The study consisted of a chart review of all patients who received SMARTPlugs in our practice from 2002 to 2009. A separate chart review was performed for all patients who underwent canaliculotomy or dacryocystorhinostomy surgery for canaliculitis caused by SMARTPlugs. The time between the plug insertion and infection, eyelid site and patient demographics were studied. Intraoperative findings were recorded and assessed. 

Study Results 

A total of 1,026 patients received SMARTPlugs in our practice from 2002 to 2009, with a total of 1,845 plugs. Seventy-four percent of the patients were female and the average age of all patients was 71-years-old. A total of 61 surgeries were performed by one surgeon (JPF) for SMARTPlug-induced canaliculitis representing a 6-percent canaliculitis rate. The average time to develop canaliculitis after SMARTPlug insertion was 2.7 years. The left lower lid was the most common site, followed by the right lower, right upper and left upper lids. Canaliculitis presented typically as a swollen, red, pouting puncta with pus and chronic conjunctivitis. Canaliculotomy usually revealed a dilated canaliculus with stones, pus and the plug. An embedded plug and granulation tissue were also observed frequently. 

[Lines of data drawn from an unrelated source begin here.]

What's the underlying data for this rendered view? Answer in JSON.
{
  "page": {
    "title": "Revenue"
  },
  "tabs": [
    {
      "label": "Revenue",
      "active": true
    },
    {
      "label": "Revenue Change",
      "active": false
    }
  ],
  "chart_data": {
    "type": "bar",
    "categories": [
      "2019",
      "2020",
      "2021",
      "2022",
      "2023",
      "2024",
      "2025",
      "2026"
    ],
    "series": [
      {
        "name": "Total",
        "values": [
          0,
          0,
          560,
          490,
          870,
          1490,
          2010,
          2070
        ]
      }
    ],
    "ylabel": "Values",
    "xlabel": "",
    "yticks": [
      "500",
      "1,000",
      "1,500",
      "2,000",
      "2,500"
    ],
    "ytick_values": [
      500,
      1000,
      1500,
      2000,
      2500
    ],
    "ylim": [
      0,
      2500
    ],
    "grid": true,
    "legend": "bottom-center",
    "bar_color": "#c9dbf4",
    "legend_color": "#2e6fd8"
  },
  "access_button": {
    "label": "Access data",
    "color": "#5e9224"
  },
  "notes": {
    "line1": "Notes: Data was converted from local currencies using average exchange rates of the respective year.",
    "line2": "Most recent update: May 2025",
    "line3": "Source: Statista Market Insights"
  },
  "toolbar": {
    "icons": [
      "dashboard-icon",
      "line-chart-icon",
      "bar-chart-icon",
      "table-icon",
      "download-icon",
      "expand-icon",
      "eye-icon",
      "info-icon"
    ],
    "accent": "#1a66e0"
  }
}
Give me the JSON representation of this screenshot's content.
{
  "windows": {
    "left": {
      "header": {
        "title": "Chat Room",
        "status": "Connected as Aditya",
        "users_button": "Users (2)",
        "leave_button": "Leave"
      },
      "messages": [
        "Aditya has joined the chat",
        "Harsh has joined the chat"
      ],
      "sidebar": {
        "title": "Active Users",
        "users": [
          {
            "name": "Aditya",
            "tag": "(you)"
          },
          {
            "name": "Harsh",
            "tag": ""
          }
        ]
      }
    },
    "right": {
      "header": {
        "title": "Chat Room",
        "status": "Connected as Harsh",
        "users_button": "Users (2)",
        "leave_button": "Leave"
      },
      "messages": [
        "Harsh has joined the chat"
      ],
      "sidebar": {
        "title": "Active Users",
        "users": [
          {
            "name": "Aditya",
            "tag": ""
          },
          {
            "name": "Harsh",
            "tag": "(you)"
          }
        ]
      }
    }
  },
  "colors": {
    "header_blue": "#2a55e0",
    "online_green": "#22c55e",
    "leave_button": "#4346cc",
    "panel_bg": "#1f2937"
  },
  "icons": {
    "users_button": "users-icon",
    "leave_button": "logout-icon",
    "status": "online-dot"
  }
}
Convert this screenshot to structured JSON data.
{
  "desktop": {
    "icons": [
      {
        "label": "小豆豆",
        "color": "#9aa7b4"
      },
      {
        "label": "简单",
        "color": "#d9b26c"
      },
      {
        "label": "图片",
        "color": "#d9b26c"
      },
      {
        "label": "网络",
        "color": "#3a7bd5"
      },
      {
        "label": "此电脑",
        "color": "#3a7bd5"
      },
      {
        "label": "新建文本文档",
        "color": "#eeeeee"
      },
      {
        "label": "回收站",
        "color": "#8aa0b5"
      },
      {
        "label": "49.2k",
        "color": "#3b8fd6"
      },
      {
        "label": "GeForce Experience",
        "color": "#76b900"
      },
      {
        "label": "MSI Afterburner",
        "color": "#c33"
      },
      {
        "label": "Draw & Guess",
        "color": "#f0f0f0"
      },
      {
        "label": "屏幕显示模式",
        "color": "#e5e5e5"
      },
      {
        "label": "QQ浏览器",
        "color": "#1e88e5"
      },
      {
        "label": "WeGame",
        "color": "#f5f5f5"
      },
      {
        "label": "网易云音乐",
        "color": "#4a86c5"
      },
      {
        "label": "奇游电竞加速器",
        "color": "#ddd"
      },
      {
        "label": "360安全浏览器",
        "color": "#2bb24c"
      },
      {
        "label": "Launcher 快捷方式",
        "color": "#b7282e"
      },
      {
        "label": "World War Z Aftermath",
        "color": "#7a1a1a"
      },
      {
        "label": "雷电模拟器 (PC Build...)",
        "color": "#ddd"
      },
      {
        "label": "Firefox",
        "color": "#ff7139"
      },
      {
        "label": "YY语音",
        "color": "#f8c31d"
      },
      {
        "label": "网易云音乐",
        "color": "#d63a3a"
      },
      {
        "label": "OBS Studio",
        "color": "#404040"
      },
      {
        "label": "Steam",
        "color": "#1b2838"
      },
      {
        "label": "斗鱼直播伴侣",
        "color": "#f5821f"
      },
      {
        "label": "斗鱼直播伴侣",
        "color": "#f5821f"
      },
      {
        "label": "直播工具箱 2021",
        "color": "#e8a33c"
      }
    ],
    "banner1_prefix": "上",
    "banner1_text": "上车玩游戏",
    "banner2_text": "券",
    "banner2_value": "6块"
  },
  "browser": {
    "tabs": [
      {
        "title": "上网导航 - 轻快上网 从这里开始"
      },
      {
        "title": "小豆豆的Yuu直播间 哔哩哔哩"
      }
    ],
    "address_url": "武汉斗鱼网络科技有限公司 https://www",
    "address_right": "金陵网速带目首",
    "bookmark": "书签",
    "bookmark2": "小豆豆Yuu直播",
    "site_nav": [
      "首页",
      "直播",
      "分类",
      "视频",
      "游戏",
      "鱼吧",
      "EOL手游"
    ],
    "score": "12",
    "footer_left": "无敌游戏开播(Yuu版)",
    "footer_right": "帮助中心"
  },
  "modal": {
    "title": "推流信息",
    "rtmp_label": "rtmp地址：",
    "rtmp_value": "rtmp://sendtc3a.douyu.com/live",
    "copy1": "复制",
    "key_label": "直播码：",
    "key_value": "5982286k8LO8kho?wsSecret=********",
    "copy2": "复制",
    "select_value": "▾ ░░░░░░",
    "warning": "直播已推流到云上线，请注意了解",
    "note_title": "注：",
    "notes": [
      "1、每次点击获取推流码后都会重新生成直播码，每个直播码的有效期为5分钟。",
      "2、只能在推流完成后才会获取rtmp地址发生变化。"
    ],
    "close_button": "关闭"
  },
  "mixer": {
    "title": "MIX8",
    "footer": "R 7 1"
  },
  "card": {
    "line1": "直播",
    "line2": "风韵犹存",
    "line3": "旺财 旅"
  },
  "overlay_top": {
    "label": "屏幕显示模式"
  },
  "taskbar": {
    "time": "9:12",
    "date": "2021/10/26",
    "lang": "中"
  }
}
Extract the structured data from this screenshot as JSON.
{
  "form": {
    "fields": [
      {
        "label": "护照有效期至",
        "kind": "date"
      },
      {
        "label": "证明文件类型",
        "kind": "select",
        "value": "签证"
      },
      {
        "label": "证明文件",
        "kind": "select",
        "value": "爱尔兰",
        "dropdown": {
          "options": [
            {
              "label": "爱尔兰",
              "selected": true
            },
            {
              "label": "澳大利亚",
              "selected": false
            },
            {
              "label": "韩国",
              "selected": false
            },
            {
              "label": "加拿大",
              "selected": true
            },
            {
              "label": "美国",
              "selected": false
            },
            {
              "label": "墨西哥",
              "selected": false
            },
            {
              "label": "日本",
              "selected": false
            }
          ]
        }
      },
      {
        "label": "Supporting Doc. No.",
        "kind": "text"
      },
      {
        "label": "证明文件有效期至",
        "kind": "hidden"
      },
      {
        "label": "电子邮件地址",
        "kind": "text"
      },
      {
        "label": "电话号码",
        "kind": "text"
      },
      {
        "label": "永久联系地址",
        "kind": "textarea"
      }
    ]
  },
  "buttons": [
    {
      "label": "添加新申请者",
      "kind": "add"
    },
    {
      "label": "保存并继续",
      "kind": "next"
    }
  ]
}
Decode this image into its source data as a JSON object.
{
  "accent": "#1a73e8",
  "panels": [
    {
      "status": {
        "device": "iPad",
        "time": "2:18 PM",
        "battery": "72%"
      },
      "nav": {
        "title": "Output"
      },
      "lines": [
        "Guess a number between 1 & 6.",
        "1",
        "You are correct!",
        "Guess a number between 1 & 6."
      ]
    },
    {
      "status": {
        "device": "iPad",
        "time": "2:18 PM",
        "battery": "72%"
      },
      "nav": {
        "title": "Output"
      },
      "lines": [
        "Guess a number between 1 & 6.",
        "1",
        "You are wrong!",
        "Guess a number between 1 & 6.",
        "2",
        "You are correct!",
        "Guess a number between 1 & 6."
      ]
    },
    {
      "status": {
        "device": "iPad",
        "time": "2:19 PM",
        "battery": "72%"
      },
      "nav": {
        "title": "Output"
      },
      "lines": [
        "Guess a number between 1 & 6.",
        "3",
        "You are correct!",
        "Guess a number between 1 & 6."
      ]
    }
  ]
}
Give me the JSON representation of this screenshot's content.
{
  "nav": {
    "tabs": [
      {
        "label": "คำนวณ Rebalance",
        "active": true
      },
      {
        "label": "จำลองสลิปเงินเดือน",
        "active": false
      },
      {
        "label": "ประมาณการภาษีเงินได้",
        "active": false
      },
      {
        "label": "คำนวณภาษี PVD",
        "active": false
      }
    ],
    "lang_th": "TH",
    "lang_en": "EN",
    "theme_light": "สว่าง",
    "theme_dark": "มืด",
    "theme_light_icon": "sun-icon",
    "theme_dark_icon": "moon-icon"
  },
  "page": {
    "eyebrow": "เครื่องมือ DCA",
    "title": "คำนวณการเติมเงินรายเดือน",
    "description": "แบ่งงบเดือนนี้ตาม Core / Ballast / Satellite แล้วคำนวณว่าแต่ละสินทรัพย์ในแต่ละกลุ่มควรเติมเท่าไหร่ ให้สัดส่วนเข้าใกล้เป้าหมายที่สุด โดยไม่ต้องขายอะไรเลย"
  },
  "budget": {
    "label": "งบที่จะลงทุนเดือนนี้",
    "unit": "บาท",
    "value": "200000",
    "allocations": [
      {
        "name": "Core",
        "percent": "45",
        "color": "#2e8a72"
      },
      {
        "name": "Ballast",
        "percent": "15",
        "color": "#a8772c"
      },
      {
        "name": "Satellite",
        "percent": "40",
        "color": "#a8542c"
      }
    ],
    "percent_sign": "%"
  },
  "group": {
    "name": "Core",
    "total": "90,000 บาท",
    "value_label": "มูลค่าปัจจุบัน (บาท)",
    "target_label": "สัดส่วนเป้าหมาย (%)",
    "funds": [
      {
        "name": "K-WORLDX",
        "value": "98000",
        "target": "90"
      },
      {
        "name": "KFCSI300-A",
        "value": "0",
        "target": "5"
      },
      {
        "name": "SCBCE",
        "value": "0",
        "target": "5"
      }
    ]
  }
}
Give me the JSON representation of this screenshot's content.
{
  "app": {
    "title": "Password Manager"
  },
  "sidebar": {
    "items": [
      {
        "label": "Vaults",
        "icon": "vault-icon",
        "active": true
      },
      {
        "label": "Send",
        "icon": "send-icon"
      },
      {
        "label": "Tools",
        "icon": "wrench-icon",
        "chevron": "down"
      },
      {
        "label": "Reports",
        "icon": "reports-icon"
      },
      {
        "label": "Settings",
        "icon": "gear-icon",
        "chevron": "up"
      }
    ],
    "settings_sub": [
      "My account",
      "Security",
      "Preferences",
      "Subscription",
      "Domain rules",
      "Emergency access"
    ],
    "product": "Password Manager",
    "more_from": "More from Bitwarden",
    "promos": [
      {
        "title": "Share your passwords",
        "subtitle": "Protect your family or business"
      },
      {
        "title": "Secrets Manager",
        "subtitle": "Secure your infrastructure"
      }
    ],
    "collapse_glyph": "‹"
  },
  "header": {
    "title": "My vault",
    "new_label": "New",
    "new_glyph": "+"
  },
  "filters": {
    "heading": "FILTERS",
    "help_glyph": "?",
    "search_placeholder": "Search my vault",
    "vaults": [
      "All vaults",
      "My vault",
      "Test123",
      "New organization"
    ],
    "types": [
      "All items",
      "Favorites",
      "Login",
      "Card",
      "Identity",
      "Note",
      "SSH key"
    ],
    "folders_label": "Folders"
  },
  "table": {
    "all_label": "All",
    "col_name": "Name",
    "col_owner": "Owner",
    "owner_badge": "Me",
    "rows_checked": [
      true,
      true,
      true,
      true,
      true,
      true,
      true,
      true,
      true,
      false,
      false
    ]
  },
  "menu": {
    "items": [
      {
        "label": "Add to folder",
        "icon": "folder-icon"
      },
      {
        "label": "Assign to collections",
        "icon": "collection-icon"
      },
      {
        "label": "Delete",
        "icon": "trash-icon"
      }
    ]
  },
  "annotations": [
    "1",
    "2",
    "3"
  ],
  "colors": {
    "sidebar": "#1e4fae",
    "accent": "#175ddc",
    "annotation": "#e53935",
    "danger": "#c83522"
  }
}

Four cases are shown here to depict the presentation and treatment of the infected plugs (See Figures 1 to 4). Many patients who received SMARTPlugs in our practice were lost to follow-up, so it is unknown whether they ever developed canaliculitis. The exact incidence of canaliculitis is therefore not known, as the infection usually takes several years to manifest. The incidence of infection is most likely much higher than 6 percent as patients continue to present with this condition in the coming years. 

To the best of our knowledge, this is the largest series of recorded canaliculitis caused by SMARTPlugs. Canaliculitis in the absence of punctal plugs is a well-described condition, usually presenting as a red, pouting puncta, causing conjunctivitis in the affected eye. One study confirmed primary canaliculitis is more prevalent in women around the age of 70, with Actinomyces israelii as a common isolated organism.1 Contrary to this, a recent series reported Streptococcus and Staphylococcus as the most common pathogens, leading to the conclusion that Actinomyces may not be as prevalent a causative organism.2 

In our series, the infection caused by SMARTPlugs typically occurred three years after insertion, so canaliculitis should be suspected in any patient with an ocular infection even years after plug insertion. Others cases have reported on SMARTPlug induced canaliculitis, some with mycobacterium as the isolated organism.3,4 An earlier, large series by Robert Hill III, MD, and colleagues reported a similar rate of canaliculitis with SMARTPlugs of 7.2 percent, with signs typically manifesting at three years.5 Signs of a pouting puncta, pus and granulation tissue in a lid with a history SMARTPlug insertion and no medial canthal lump or dacryocystitis are typical. While initial experience with SMARTPlugs may be positive, the late-onset infections have caused many practitioners to reconsider their use. We believe that our initial rate of 6 percent canaliculitis will be higher, as the infection can take years to manifest. These concerning findings have lead to the discontinuation of the SMARTPlugs in our practice. 

(Editor’s note: Repeated attempts to solicit comment from the manufacturer were unsuccessful.) 

Dr. Fezza and Dr. Gindoff practice at the Center for Sight, 2601 South Tamiami Trail, Sarasota, Fla., 34229. They have no financial interest in this product. 

1. Repp DJ, Burkat CN, Lucarelli MJ. Lacrimal Excretory System Concretions: Canalicular and lacrimal sac. Ophthalmology 2009;116; 2230-5. 
2. Zaldivar RA, Bradley EA. Primary Canaliculitis. Ophthal Plast Reconstr Surg 2009;25:481-4. 
3. Fender RS, Rao RR, Lissner GS, et al. Atypical mycobacterial keratitis and canaliculitis in a patient with an indwelling SMARTPlug. Br J Ophthalmol 2010 Mar;94(3): 383-4. 
4. Fowler AM, Dutton JJ, Fowler WC, et al. Mycobacterium chelonae canaliculitis associated with SMARTPlug use. Ophthal Plast Reconstr Surg 2008;3:241-3. 
5. Hill RH, Norton SW, Bersani TA. Prevalence of canaliculitis requiring removal of SMARTPlugs. Ophthalm Plast Reconstr Surg 2009;25:437-9.